We have developed and delivered a series of professional development opportunities with a specific focus on developing digital practices for teaching, learning and assessment. These include:  

  • Digital Pedagogies course 
  • Digital Literacies using embedded Essential Digital Skills (EDS) course 
  • Embedding digital skills in ‘low-tech’ environments 
  • Digital Tools for Assessment for Learning interactive webinar 
  • Effective online approaches interactive webinar 
  • In addition to a series of platform specific webinars such as: Wakelet, Zoom, PowerPoint and Google Suite. 

However, we are also able to offer bespoke in-house training where we work alongside you and your team to develop something specific for your needs. 

In addition to our group delivery, Claire and Chloë are both digital mentors. If you are a Screen Industry trainer you can access mentor support and view the ScreenSkills specific professional development page. 

If you are interested in any of the above, please contact us.  

Please note, our preferred method of delivery is online via Zoom.

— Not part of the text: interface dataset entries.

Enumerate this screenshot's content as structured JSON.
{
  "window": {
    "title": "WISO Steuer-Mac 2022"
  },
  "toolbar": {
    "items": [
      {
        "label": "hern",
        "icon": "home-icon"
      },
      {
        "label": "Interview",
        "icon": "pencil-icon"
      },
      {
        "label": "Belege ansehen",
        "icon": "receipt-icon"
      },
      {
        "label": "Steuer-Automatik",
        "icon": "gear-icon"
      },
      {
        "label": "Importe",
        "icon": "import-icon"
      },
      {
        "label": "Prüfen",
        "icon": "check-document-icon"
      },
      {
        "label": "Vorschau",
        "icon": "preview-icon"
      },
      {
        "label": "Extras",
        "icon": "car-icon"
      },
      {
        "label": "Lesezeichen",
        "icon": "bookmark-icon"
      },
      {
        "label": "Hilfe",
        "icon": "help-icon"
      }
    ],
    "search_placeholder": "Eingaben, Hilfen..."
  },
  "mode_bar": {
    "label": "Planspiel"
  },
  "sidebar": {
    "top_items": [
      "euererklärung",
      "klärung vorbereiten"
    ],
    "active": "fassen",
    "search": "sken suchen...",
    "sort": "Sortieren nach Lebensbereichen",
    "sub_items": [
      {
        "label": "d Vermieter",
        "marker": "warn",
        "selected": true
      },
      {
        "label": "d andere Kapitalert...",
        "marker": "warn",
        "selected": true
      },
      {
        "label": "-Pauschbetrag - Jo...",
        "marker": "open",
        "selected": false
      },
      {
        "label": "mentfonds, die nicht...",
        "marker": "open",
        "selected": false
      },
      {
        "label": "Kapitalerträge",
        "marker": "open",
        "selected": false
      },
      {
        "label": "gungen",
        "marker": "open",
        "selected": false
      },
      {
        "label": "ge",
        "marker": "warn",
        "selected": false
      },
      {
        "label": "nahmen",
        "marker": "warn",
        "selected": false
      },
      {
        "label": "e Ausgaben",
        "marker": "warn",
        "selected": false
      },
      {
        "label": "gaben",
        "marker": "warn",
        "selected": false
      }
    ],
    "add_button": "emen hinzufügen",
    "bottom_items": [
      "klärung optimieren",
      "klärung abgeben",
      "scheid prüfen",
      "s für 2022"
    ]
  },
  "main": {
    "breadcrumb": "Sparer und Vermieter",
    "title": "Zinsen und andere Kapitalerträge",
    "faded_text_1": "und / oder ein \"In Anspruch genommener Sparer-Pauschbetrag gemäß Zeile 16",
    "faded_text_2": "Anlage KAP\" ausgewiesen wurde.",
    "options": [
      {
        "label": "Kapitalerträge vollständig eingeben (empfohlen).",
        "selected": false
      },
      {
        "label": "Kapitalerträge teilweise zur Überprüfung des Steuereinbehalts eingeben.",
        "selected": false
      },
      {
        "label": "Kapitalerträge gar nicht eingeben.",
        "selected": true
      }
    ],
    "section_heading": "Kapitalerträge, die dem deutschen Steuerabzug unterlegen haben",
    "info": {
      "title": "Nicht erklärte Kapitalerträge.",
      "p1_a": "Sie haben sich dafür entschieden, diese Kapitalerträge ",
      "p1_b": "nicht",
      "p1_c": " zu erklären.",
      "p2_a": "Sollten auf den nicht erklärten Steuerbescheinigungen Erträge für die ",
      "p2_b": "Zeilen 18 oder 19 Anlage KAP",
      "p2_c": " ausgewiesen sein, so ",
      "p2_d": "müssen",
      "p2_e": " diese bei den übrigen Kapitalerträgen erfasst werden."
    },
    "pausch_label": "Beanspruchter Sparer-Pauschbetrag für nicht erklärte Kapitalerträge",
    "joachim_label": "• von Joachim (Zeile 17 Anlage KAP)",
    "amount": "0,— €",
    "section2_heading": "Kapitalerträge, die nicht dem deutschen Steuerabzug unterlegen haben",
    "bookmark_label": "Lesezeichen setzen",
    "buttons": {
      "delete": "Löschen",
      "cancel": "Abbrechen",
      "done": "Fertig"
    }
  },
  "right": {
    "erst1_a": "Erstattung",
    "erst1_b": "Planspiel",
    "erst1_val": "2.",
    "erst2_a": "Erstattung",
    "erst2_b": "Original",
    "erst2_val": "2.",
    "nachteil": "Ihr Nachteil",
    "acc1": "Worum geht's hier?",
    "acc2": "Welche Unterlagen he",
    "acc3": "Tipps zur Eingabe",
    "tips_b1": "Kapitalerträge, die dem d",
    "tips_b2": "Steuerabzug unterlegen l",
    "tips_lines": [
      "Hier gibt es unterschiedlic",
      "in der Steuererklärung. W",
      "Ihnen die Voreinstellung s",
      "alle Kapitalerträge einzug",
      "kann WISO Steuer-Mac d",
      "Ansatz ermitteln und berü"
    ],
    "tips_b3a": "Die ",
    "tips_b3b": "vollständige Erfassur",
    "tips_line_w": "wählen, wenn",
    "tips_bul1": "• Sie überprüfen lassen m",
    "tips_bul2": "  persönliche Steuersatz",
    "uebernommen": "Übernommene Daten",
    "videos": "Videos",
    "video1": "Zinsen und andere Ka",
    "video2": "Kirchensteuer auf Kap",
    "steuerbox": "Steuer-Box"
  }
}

Our training is interactive and will often have an asynchronous activity before the event to help inform the content of the session. However, please let us know if you would prefer to host the session on another platform. Whilst we prefer to work online (read our Sustainability Statement to understand why), we can discuss potentially travelling to deliver an in-person event.  


T-Levels CPD: Maths, English and Digital

Supporting technical teachers and trainers to embed maths, English and digital skills within their technical subject teaching.

Equality and Diversity statement

Our Values

Claire Collins Consultancy (CCC) celebrates and values the diversity brought to its workforce by individuals and believes that CCC will benefit from employing a diverse workforce which represents our learner profile and the surrounding communities by providing positive role models for both learners and staff. We promote equality, diversity and inclusion to all our staff and learners and value difference.


General Principles

  • We are committed to equality of opportunity for all employees and learners regardless of their status and will treat all employees with dignity and respect.
  • We will create a positive inclusive ethos with a shared commitment to challenging and preventing stereotyping, prejudice and discrimination between all members of CCC community.
  • We will seek to promote a positive working environment free from discrimination, harassment or victimisation.

Download our full Equality, Diversity + Inclusion Policy

Our values: continuing to grow and learn